= Data records for software interfaces =
[Start of Attachment]

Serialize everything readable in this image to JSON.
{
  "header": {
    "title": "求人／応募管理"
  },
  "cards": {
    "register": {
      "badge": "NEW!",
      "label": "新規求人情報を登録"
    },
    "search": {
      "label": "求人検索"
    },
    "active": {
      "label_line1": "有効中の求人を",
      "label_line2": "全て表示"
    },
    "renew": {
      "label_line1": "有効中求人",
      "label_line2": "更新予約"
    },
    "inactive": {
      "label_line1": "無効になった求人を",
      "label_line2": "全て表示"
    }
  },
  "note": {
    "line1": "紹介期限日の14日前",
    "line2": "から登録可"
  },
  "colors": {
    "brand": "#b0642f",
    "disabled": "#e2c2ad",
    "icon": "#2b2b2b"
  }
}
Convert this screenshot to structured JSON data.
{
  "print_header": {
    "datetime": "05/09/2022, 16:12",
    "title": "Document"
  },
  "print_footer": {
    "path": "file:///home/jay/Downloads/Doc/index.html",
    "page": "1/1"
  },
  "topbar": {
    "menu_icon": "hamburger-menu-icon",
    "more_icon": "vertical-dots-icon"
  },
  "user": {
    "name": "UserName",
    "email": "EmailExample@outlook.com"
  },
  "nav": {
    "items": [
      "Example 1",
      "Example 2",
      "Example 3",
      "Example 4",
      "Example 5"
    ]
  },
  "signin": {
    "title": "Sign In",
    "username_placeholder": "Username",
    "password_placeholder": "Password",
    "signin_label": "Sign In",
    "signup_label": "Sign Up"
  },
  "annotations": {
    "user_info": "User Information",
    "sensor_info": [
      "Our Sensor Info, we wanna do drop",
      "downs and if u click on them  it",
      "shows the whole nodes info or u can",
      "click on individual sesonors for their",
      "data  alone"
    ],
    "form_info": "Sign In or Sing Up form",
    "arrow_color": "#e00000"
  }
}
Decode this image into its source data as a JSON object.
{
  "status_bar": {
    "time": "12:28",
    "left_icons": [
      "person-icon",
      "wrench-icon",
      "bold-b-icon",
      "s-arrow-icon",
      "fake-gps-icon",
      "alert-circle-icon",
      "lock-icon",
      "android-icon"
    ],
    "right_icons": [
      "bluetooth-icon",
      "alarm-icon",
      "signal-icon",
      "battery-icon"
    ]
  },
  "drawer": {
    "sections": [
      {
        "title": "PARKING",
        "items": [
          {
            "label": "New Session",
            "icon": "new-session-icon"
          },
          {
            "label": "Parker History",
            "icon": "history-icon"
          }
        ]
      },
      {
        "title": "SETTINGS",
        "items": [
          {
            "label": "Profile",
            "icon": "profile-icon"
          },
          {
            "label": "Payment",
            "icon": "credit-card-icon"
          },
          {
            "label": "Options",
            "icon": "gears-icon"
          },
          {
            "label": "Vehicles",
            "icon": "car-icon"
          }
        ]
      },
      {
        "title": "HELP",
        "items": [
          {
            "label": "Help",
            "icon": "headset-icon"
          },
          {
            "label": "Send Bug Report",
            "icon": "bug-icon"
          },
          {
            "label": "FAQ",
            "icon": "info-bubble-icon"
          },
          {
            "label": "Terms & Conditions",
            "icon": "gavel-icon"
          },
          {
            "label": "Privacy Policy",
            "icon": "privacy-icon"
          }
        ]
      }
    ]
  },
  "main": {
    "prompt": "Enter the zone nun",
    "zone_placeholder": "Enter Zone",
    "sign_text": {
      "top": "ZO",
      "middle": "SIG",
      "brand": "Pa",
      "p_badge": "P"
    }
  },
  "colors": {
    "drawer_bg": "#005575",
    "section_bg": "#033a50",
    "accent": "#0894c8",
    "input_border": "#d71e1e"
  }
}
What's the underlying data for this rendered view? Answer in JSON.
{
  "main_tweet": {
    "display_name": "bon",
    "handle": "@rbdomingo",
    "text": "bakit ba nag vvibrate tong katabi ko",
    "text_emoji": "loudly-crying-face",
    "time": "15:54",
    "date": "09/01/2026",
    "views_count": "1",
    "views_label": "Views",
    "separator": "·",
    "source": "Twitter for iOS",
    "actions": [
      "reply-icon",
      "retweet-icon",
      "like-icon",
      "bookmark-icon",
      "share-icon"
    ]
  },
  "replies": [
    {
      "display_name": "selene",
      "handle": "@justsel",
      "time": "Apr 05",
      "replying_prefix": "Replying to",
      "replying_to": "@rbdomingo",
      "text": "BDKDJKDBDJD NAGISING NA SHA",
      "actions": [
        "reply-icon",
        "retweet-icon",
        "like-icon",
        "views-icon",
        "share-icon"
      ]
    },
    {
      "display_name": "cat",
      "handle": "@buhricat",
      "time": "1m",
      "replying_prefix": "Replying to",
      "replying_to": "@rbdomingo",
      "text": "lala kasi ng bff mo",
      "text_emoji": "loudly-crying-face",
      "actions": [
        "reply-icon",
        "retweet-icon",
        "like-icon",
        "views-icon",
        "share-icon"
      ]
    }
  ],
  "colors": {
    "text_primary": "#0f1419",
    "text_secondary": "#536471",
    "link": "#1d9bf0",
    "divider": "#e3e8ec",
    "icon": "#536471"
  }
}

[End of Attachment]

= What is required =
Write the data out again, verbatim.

= Response below =
Serialize everything readable in this image to JSON.
{
  "header": {
    "title": "求人／応募管理"
  },
  "cards": {
    "register": {
      "badge": "NEW!",
      "label": "新規求人情報を登録"
    },
    "search": {
      "label": "求人検索"
    },
    "active": {
      "label_line1": "有効中の求人を",
      "label_line2": "全て表示"
    },
    "renew": {
      "label_line1": "有効中求人",
      "label_line2": "更新予約"
    },
    "inactive": {
      "label_line1": "無効になった求人を",
      "label_line2": "全て表示"
    }
  },
  "note": {
    "line1": "紹介期限日の14日前",
    "line2": "から登録可"
  },
  "colors": {
    "brand": "#b0642f",
    "disabled": "#e2c2ad",
    "icon": "#2b2b2b"
  }
}
Convert this screenshot to structured JSON data.
{
  "print_header": {
    "datetime": "05/09/2022, 16:12",
    "title": "Document"
  },
  "print_footer": {
    "path": "file:///home/jay/Downloads/Doc/index.html",
    "page": "1/1"
  },
  "topbar": {
    "menu_icon": "hamburger-menu-icon",
    "more_icon": "vertical-dots-icon"
  },
  "user": {
    "name": "UserName",
    "email": "EmailExample@outlook.com"
  },
  "nav": {
    "items": [
      "Example 1",
      "Example 2",
      "Example 3",
      "Example 4",
      "Example 5"
    ]
  },
  "signin": {
    "title": "Sign In",
    "username_placeholder": "Username",
    "password_placeholder": "Password",
    "signin_label": "Sign In",
    "signup_label": "Sign Up"
  },
  "annotations": {
    "user_info": "User Information",
    "sensor_info": [
      "Our Sensor Info, we wanna do drop",
      "downs and if u click on them  it",
      "shows the whole nodes info or u can",
      "click on individual sesonors for their",
      "data  alone"
    ],
    "form_info": "Sign In or Sing Up form",
    "arrow_color": "#e00000"
  }
}
Decode this image into its source data as a JSON object.
{
  "status_bar": {
    "time": "12:28",
    "left_icons": [
      "person-icon",
      "wrench-icon",
      "bold-b-icon",
      "s-arrow-icon",
      "fake-gps-icon",
      "alert-circle-icon",
      "lock-icon",
      "android-icon"
    ],
    "right_icons": [
      "bluetooth-icon",
      "alarm-icon",
      "signal-icon",
      "battery-icon"
    ]
  },
  "drawer": {
    "sections": [
      {
        "title": "PARKING",
        "items": [
          {
            "label": "New Session",
            "icon": "new-session-icon"
          },
          {
            "label": "Parker History",
            "icon": "history-icon"
          }
        ]
      },
      {
        "title": "SETTINGS",
        "items": [
          {
            "label": "Profile",
            "icon": "profile-icon"
          },
          {
            "label": "Payment",
            "icon": "credit-card-icon"
          },
          {
            "label": "Options",
            "icon": "gears-icon"
          },
          {
            "label": "Vehicles",
            "icon": "car-icon"
          }
        ]
      },
      {
        "title": "HELP",
        "items": [
          {
            "label": "Help",
            "icon": "headset-icon"
          },
          {
            "label": "Send Bug Report",
            "icon": "bug-icon"
          },
          {
            "label": "FAQ",
            "icon": "info-bubble-icon"
          },
          {
            "label": "Terms & Conditions",
            "icon": "gavel-icon"
          },
          {
            "label": "Privacy Policy",
            "icon": "privacy-icon"
          }
        ]
      }
    ]
  },
  "main": {
    "prompt": "Enter the zone nun",
    "zone_placeholder": "Enter Zone",
    "sign_text": {
      "top": "ZO",
      "middle": "SIG",
      "brand": "Pa",
      "p_badge": "P"
    }
  },
  "colors": {
    "drawer_bg": "#005575",
    "section_bg": "#033a50",
    "accent": "#0894c8",
    "input_border": "#d71e1e"
  }
}
What's the underlying data for this rendered view? Answer in JSON.
{
  "main_tweet": {
    "display_name": "bon",
    "handle": "@rbdomingo",
    "text": "bakit ba nag vvibrate tong katabi ko",
    "text_emoji": "loudly-crying-face",
    "time": "15:54",
    "date": "09/01/2026",
    "views_count": "1",
    "views_label": "Views",
    "separator": "·",
    "source": "Twitter for iOS",
    "actions": [
      "reply-icon",
      "retweet-icon",
      "like-icon",
      "bookmark-icon",
      "share-icon"
    ]
  },
  "replies": [
    {
      "display_name": "selene",
      "handle": "@justsel",
      "time": "Apr 05",
      "replying_prefix": "Replying to",
      "replying_to": "@rbdomingo",
      "text": "BDKDJKDBDJD NAGISING NA SHA",
      "actions": [
        "reply-icon",
        "retweet-icon",
        "like-icon",
        "views-icon",
        "share-icon"
      ]
    },
    {
      "display_name": "cat",
      "handle": "@buhricat",
      "time": "1m",
      "replying_prefix": "Replying to",
      "replying_to": "@rbdomingo",
      "text": "lala kasi ng bff mo",
      "text_emoji": "loudly-crying-face",
      "actions": [
        "reply-icon",
        "retweet-icon",
        "like-icon",
        "views-icon",
        "share-icon"
      ]
    }
  ],
  "colors": {
    "text_primary": "#0f1419",
    "text_secondary": "#536471",
    "link": "#1d9bf0",
    "divider": "#e3e8ec",
    "icon": "#536471"
  }
}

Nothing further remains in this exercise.